FA-IQ’s parent, the Financial Times, yesterday rolled out its new FT 400 list of top U.S. financial advisors.

To come up for consideration, an advisor has to manage at least $200 million, have at least 10 years of experience, and work for (or through — the list includes some independents) a “leading” brokerage firm, according to a special section in the Financial Times newspaper published with the list yesterday.

More than 1,500 qualified advisors were graded on how much they manage, the latest annual growth of that figure, their years of experience, their number of top-rated industry certifications and, in a nod to “transparency,” the ease with which consumers can find out about them online. The result, stresses the Financial Times, isn’t a ranking but “a grouping” of industry-leading peers and, in many cases, near equals.

In a “sign of how difficult and competitive the job of financial adviser has become,” the Financial Times writes, “only 40% of the previous year’s FT 400 are on this year’s list.”

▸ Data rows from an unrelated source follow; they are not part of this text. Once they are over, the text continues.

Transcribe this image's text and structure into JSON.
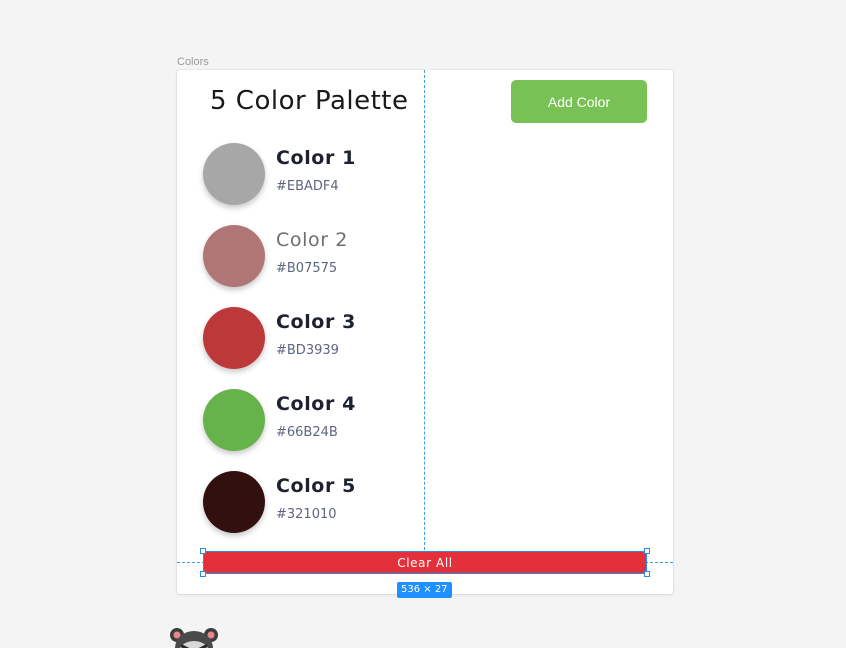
{
  "frame": {
    "label": "Colors"
  },
  "header": {
    "title": "5 Color Palette",
    "add_button_label": "Add Color"
  },
  "colors": [
    {
      "name": "Color 1",
      "hex_label": "#EBADF4",
      "swatch": "#a7a7a7"
    },
    {
      "name": "Color 2",
      "hex_label": "#B07575",
      "swatch": "#b07575"
    },
    {
      "name": "Color 3",
      "hex_label": "#BD3939",
      "swatch": "#bd3939"
    },
    {
      "name": "Color 4",
      "hex_label": "#66B24B",
      "swatch": "#66b24b"
    },
    {
      "name": "Color 5",
      "hex_label": "#321010",
      "swatch": "#321010"
    }
  ],
  "footer": {
    "clear_button_label": "Clear All",
    "selection_size": "536 × 27"
  },
  "colors_ui": {
    "background": "#f4f4f4",
    "frame": "#ffffff",
    "add_button": "#78c154",
    "clear_button": "#e3303a",
    "selection": "#1e90ff"
  },
  "icons": {
    "mascot": "raccoon-mascot-icon"
  }
}
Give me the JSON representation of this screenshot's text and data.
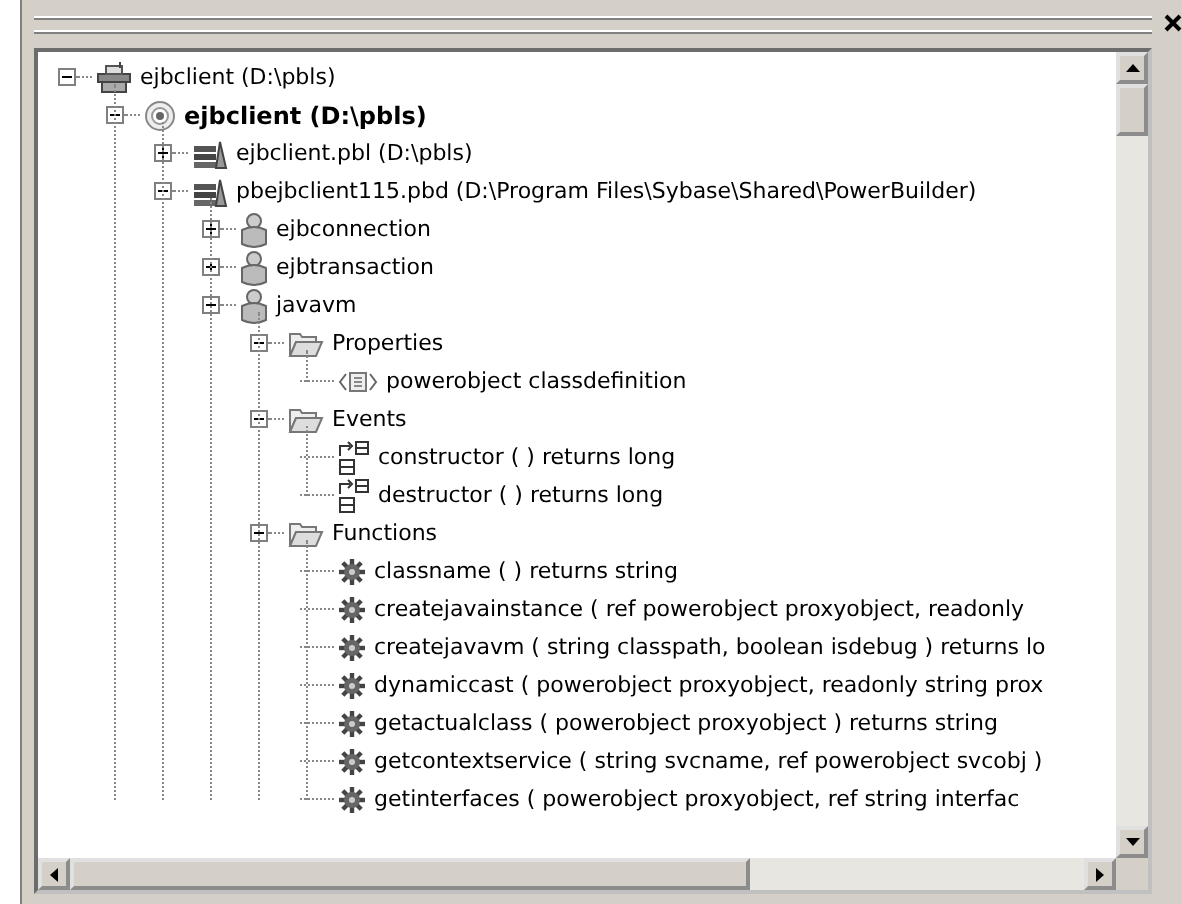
{
  "tree": [
    {
      "kind": "workspace",
      "label": "ejbclient (D:\\pbls)",
      "expanded": true,
      "children": [
        {
          "kind": "target",
          "label": "ejbclient (D:\\pbls)",
          "expanded": true,
          "children": [
            {
              "kind": "library",
              "label": "ejbclient.pbl (D:\\pbls)",
              "expanded": false
            },
            {
              "kind": "library",
              "label": "pbejbclient115.pbd (D:\\Program Files\\Sybase\\Shared\\PowerBuilder)",
              "expanded": true,
              "children": [
                {
                  "kind": "object",
                  "label": "ejbconnection",
                  "expanded": false
                },
                {
                  "kind": "object",
                  "label": "ejbtransaction",
                  "expanded": false
                },
                {
                  "kind": "object",
                  "label": "javavm",
                  "expanded": true,
                  "children": [
                    {
                      "kind": "folder",
                      "label": "Properties",
                      "expanded": true,
                      "children": [
                        {
                          "kind": "property",
                          "label": "powerobject classdefinition"
                        }
                      ]
                    },
                    {
                      "kind": "folder",
                      "label": "Events",
                      "expanded": true,
                      "children": [
                        {
                          "kind": "event",
                          "label": "constructor ( )  returns long"
                        },
                        {
                          "kind": "event",
                          "label": "destructor ( )  returns long"
                        }
                      ]
                    },
                    {
                      "kind": "folder",
                      "label": "Functions",
                      "expanded": true,
                      "children": [
                        {
                          "kind": "function",
                          "label": "classname ( )  returns string"
                        },
                        {
                          "kind": "function",
                          "label": "createjavainstance ( ref powerobject proxyobject, readonly"
                        },
                        {
                          "kind": "function",
                          "label": "createjavavm ( string classpath, boolean isdebug )  returns lo"
                        },
                        {
                          "kind": "function",
                          "label": "dynamiccast ( powerobject proxyobject, readonly string prox"
                        },
                        {
                          "kind": "function",
                          "label": "getactualclass ( powerobject proxyobject )  returns string"
                        },
                        {
                          "kind": "function",
                          "label": "getcontextservice ( string svcname, ref powerobject svcobj )"
                        },
                        {
                          "kind": "function",
                          "label": "getinterfaces ( powerobject proxyobject, ref string interfac"
                        }
                      ]
                    }
                  ]
                }
              ]
            }
          ]
        }
      ]
    }
  ]
}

The average advisor on the list has 25 years of experience and manages a little over $1.3 billion. New York is home base to the greatest number of FT 400 advisors, followed by Houston and San Francisco (in a tie) and Boston.

Well over three quarters — 86% — work in teams (up from 81% last year), with an average of 10 client-facing professionals per team.

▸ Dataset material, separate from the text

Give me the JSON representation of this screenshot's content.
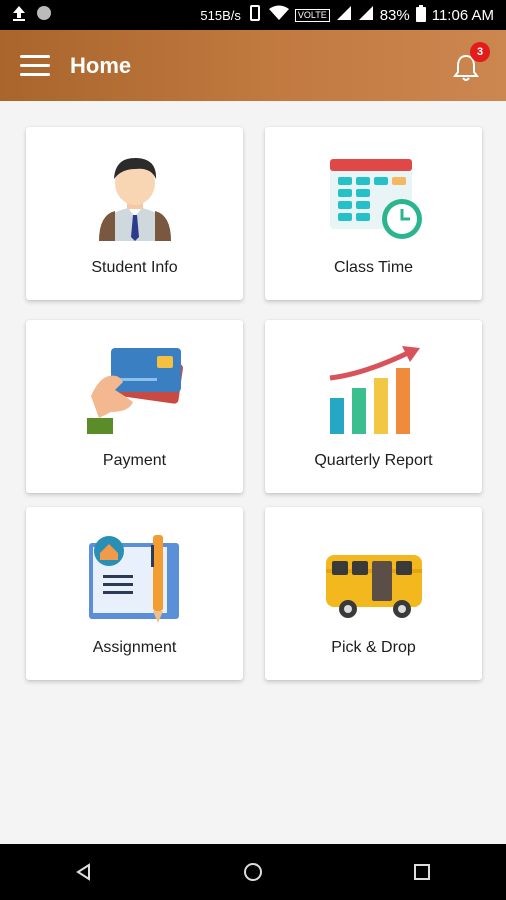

Unsurprisingly, given their numbers and predominance in the middle tier of the private-wealth market, the four biggest employee-track brokerages — the so-called wirehouses — are home to most FT 400 advisors. Among them, Merrill Lynch fields 119, Morgan Stanley 116, UBS 75 and Wells Fargo 42 (see chart). Raymond James and RBC Wealth Management, two large regional firms, each account for 10 of this year’s FT 400 advisors.

Use this link to read the special report and to access the full list of FT 400 advisors, including location and company. The report is also available on FT.com.